Mip. This tiny, egalitarian nation north of Yclau, south and east of Vovim, and west of the Dozen Landsteads has long been the battleground for Vovimian and Yclau troops who try to control it. As a result, Vovimian and Yclau culture play a strong role in this land. Virtually ignored is Mip's native tribe, which is on the verge of extinction. However, the poor people of the Magisterial Republic of Mip take heart from the tales of the tribe's struggle to free itself from its oppressors.

Akbar. Located to the east of the Dozen Landsteads and Vovim, but usually not counted as part of the Midcoast nations, Akbar plays a cameo role in the first novel of Waterman.
 


Timeline and chronological list of all the stories in the cycle

A timeline is available for the series, which links to all the Toughs stories. It includes spoilers for political events but not for events in the lives of individual characters.

In Turn-of-the-Century Toughs, the period in our world between 1880 and 1912 is spread out to cover just under a century. Two companion series in the cycle, Waterman and Young Toughs, combine elements of the 1910s with retrofuturistic imagery from the 1960s.

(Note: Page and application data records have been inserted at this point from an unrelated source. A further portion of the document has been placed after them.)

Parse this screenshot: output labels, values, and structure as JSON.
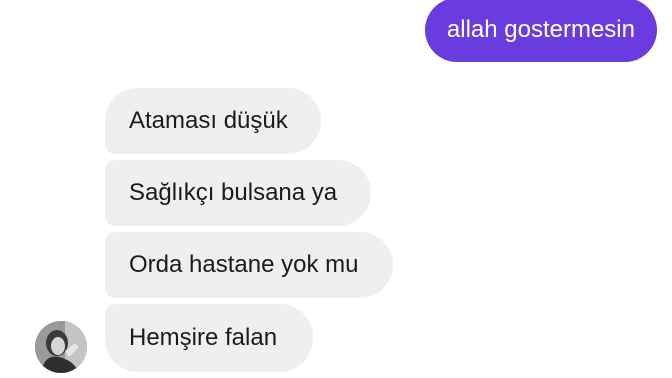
{
  "messages": {
    "sent": [
      {
        "text": "allah gostermesin"
      }
    ],
    "received": [
      {
        "text": "Ataması düşük"
      },
      {
        "text": "Sağlıkçı bulsana ya"
      },
      {
        "text": "Orda hastane yok mu"
      },
      {
        "text": "Hemşire falan"
      }
    ]
  },
  "colors": {
    "sent_bubble": "#6a3bdf",
    "received_bubble": "#efefef"
  },
  "icons": {
    "avatar": "contact-avatar-photo"
  }
}
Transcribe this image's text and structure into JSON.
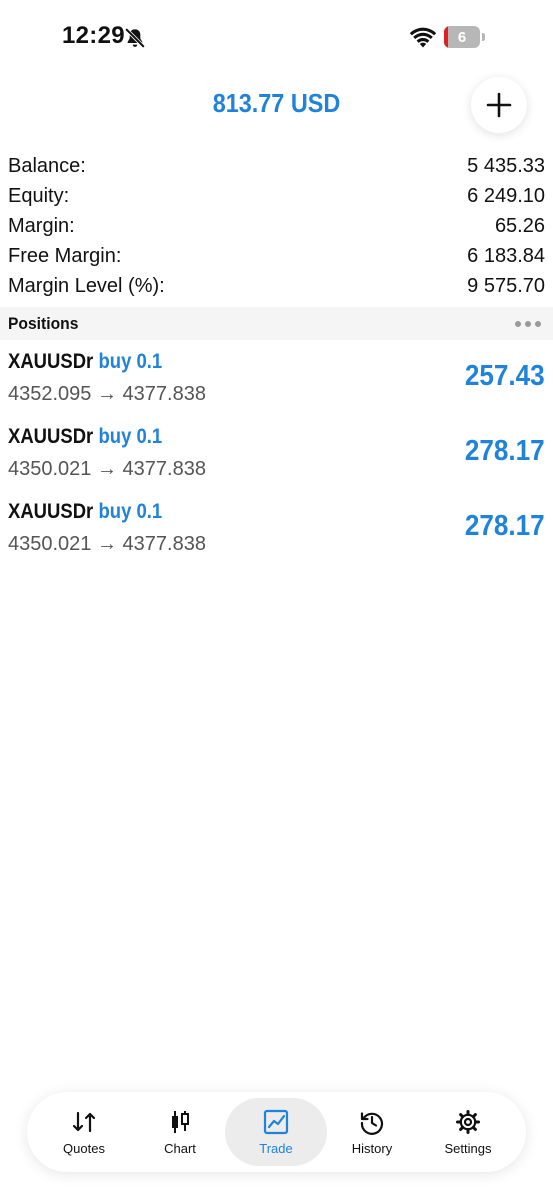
{
  "status_bar": {
    "time": "12:29",
    "battery": "6"
  },
  "header": {
    "title": "813.77 USD"
  },
  "summary": [
    {
      "label": "Balance:",
      "value": "5 435.33"
    },
    {
      "label": "Equity:",
      "value": "6 249.10"
    },
    {
      "label": "Margin:",
      "value": "65.26"
    },
    {
      "label": "Free Margin:",
      "value": "6 183.84"
    },
    {
      "label": "Margin Level (%):",
      "value": "9 575.70"
    }
  ],
  "positions_section": {
    "title": "Positions"
  },
  "positions": [
    {
      "symbol": "XAUUSDr",
      "side": "buy 0.1",
      "prices": "4352.095 → 4377.838",
      "profit": "257.43"
    },
    {
      "symbol": "XAUUSDr",
      "side": "buy 0.1",
      "prices": "4350.021 → 4377.838",
      "profit": "278.17"
    },
    {
      "symbol": "XAUUSDr",
      "side": "buy 0.1",
      "prices": "4350.021 → 4377.838",
      "profit": "278.17"
    }
  ],
  "tabs": [
    {
      "label": "Quotes",
      "icon": "quotes-icon"
    },
    {
      "label": "Chart",
      "icon": "candlestick-icon"
    },
    {
      "label": "Trade",
      "icon": "trade-icon"
    },
    {
      "label": "History",
      "icon": "history-icon"
    },
    {
      "label": "Settings",
      "icon": "gear-icon"
    }
  ],
  "colors": {
    "accent": "#1f82db",
    "text": "#111111",
    "muted": "#555555",
    "section_bg": "#f5f5f5"
  }
}
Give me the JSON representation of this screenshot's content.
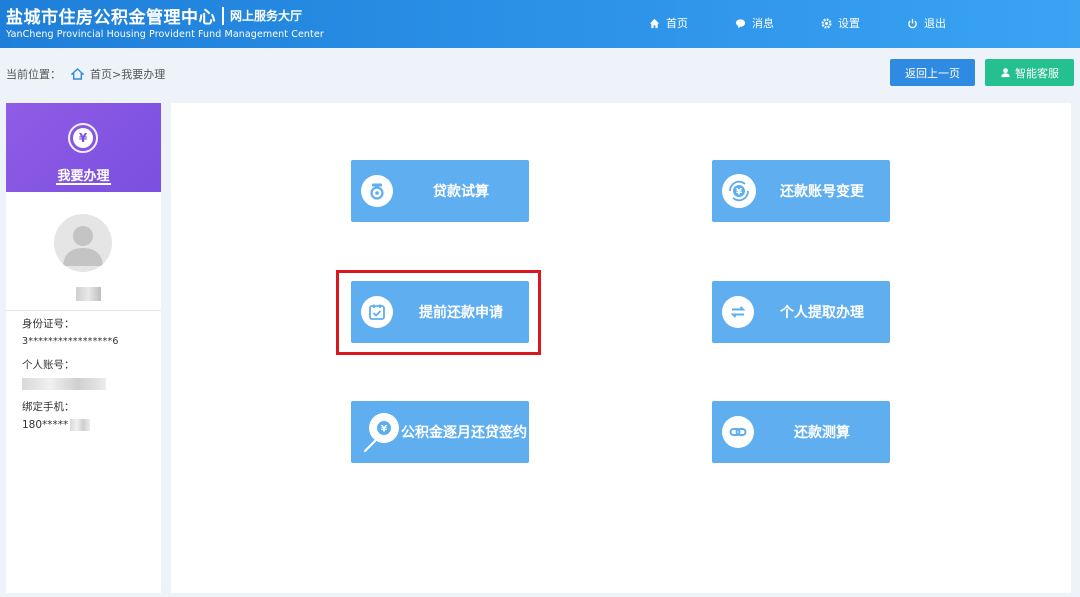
{
  "header": {
    "org_name": "盐城市住房公积金管理中心",
    "service_hall": "网上服务大厅",
    "org_name_en": "YanCheng Provincial Housing Provident Fund Management Center",
    "nav": [
      {
        "label": "首页",
        "icon": "home-icon"
      },
      {
        "label": "消息",
        "icon": "message-icon"
      },
      {
        "label": "设置",
        "icon": "gear-icon"
      },
      {
        "label": "退出",
        "icon": "power-icon"
      }
    ]
  },
  "breadcrumb": {
    "prefix": "当前位置：",
    "home": "首页",
    "current": ">我要办理"
  },
  "actions": {
    "back_label": "返回上一页",
    "service_label": "智能客服"
  },
  "sidebar": {
    "title": "我要办理",
    "id_label": "身份证号：",
    "id_value": "3*****************6",
    "account_label": "个人账号：",
    "phone_label": "绑定手机：",
    "phone_value": "180*****"
  },
  "tiles": [
    {
      "label": "贷款试算",
      "icon": "calculator-coin-icon"
    },
    {
      "label": "还款账号变更",
      "icon": "yen-refresh-icon"
    },
    {
      "label": "提前还款申请",
      "icon": "calendar-check-icon"
    },
    {
      "label": "个人提取办理",
      "icon": "transfer-arrows-icon"
    },
    {
      "label": "公积金逐月还贷签约",
      "icon": "search-yen-icon"
    },
    {
      "label": "还款测算",
      "icon": "link-icon"
    }
  ],
  "colors": {
    "header": "#2a8fe6",
    "tile": "#5eaef0",
    "back_button": "#2f8be2",
    "service_button": "#25c08f",
    "sidebar_head": "#8456e3",
    "highlight": "#d9171e"
  }
}
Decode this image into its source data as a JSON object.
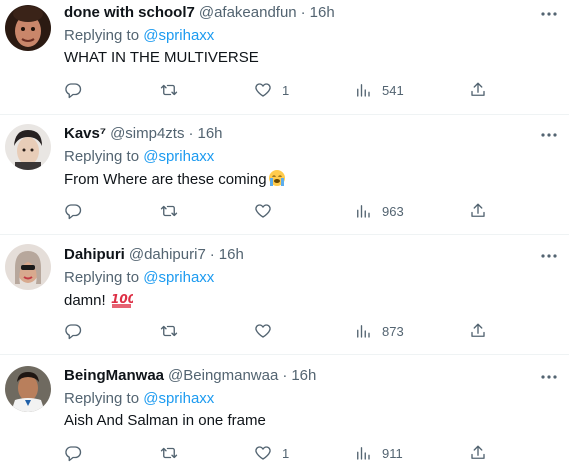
{
  "replies": [
    {
      "name": "done with school7",
      "handle": "@afakeandfun",
      "sep": "·",
      "time": "16h",
      "replying_prefix": "Replying to ",
      "replying_to": "@sprihaxx",
      "text": "WHAT IN THE MULTIVERSE",
      "emoji": "",
      "reply_count": "",
      "retweet_count": "",
      "like_count": "1",
      "view_count": "541"
    },
    {
      "name": "Kavs⁷",
      "handle": "@simp4zts",
      "sep": "·",
      "time": "16h",
      "replying_prefix": "Replying to ",
      "replying_to": "@sprihaxx",
      "text": "From Where are these coming",
      "emoji": "loudly-crying-face",
      "reply_count": "",
      "retweet_count": "",
      "like_count": "",
      "view_count": "963"
    },
    {
      "name": "Dahipuri",
      "handle": "@dahipuri7",
      "sep": "·",
      "time": "16h",
      "replying_prefix": "Replying to ",
      "replying_to": "@sprihaxx",
      "text": "damn!",
      "emoji": "hundred-points",
      "reply_count": "",
      "retweet_count": "",
      "like_count": "",
      "view_count": "873"
    },
    {
      "name": "BeingManwaa",
      "handle": "@Beingmanwaa",
      "sep": "·",
      "time": "16h",
      "replying_prefix": "Replying to ",
      "replying_to": "@sprihaxx",
      "text": "Aish And Salman in one frame",
      "emoji": "",
      "reply_count": "",
      "retweet_count": "",
      "like_count": "1",
      "view_count": "911"
    }
  ],
  "icons": {
    "more": "more-horizontal-icon",
    "reply": "reply-icon",
    "retweet": "retweet-icon",
    "like": "like-heart-icon",
    "views": "views-chart-icon",
    "share": "share-icon"
  },
  "colors": {
    "text": "#0f1419",
    "secondary": "#536471",
    "link": "#1d9bf0",
    "divider": "#eff3f4"
  }
}
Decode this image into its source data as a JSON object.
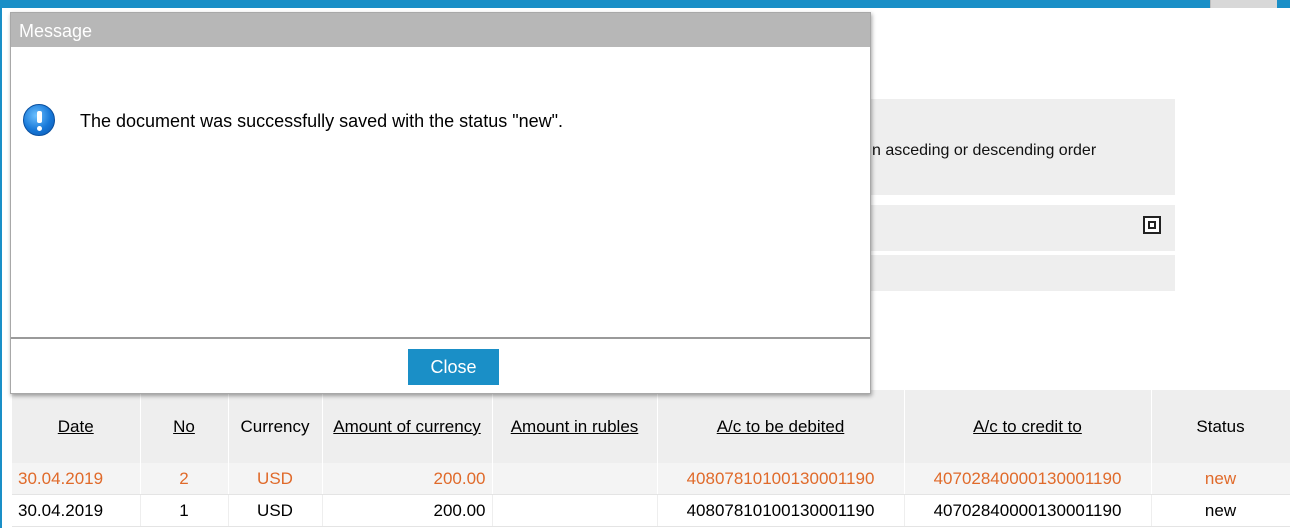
{
  "background": {
    "info_panel_text": "n asceding or descending order",
    "maximize_icon": "maximize-icon"
  },
  "grid": {
    "columns": [
      "Date",
      "No",
      "Currency",
      "Amount of currency",
      "Amount in rubles",
      "A/c to be debited",
      "A/c to credit to",
      "Status"
    ],
    "rows": [
      {
        "date": "30.04.2019",
        "no": "2",
        "currency": "USD",
        "amount_currency": "200.00",
        "amount_rubles": "",
        "debit": "40807810100130001190",
        "credit": "40702840000130001190",
        "status": "new"
      },
      {
        "date": "30.04.2019",
        "no": "1",
        "currency": "USD",
        "amount_currency": "200.00",
        "amount_rubles": "",
        "debit": "40807810100130001190",
        "credit": "40702840000130001190",
        "status": "new"
      }
    ],
    "selected_row_color": "#e06a2a"
  },
  "modal": {
    "title": "Message",
    "icon": "info-icon",
    "message": "The document was successfully saved with the status \"new\".",
    "close_label": "Close"
  },
  "colors": {
    "accent": "#1a8fc7",
    "titlebar": "#b7b7b7",
    "panel": "#eeeeee"
  }
}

In the United States of America, the first two decades of the twentieth century are referred to as the Progressive Era. In England, the same period is called the Edwardian Era. In both countries and in other English-speaking countries, this period and the two decades preceding it were a time of intense interest in social reform. The social reformers sometimes looked to the past for inspiration and sometimes strove to depart from the past through new technologies and through changes in social structure. This era of social reform would climax in World War One, when traditional values eroded in trench warfare.

Turn-of-the-Century Toughs takes the social concerns and outward appearance of the late nineteenth and early twentieth centuries and applies them to events in an alternative version of the Mid-Atlantic, one in which the New World was invaded and settled by people from the Old World in ancient times.
 


Communications, computers, and calendars

The ternary (base 3) system is used in the Dozen Landsteads (and was used in the early history of Yclau) for the alphabet, numbers, telelecommunications, calendars, and much else. The ternary system would also eventually be used in computers throughout the Midcoast nations. A page is available on Landstead ternary symbols and their meanings.
 


Bibliographies

The Boer War and Turn-of-the-Century Firearms. Bibliography for Commando and Life Prison.

Islanders and Watermen of the Chesapeake Bay. Bibliography for Waterman and Commando.

Masculinity, Crime, and Everyday Life in Victorian and Edwardian Times. Bibliography for all of the series in the Turn-of-the-Century Toughs cycle.

Retrofuture: Visions of the Future, 1945-1975. Bibliography for Waterman.

Index page for all the bibliographies.
 


Research

See the following blog entries made by the author on research for the cycle. In some cases, check for the subheadings within the entries.

Eternal Dungeon research.

Life Prison research.

Commando research. Blog entries by the author on research trips around Maryland. (Some of the entries are marked "Life Prison research," because the two series overlap in location. "Triad" is the earlier name for the Commando series.)

Waterman research. Earlier entries are labelled "Prison City research."
 


 [ HOME ] [ E-mail ]

Creative Commons License: Some Rights ReservedThis text, or a variation on it, was originally published at duskpeterson.com as part of the novel cycle Turn-of-the-Century Toughs. Copyright © 2006-2016 Dusk Peterson. Some rights reserved. The text is licensed under a Creative Commons Attribution Noncommercial License (creativecommons.org/licenses/by-nc/3.0). You may freely print, post, e-mail, share, or otherwise distribute the text for noncommercial purposes, provided that you include this paragraph. The author's policies on derivative works and fan works are available online (duskpeterson.com/copyright.htm).

Cover designs: Dusk Peterson. Permission is granted for the reposting and reprinting of the banners, cover arts, and story summaries for the purposes of providing information on the books. Please link to duskpeterson.com if possible.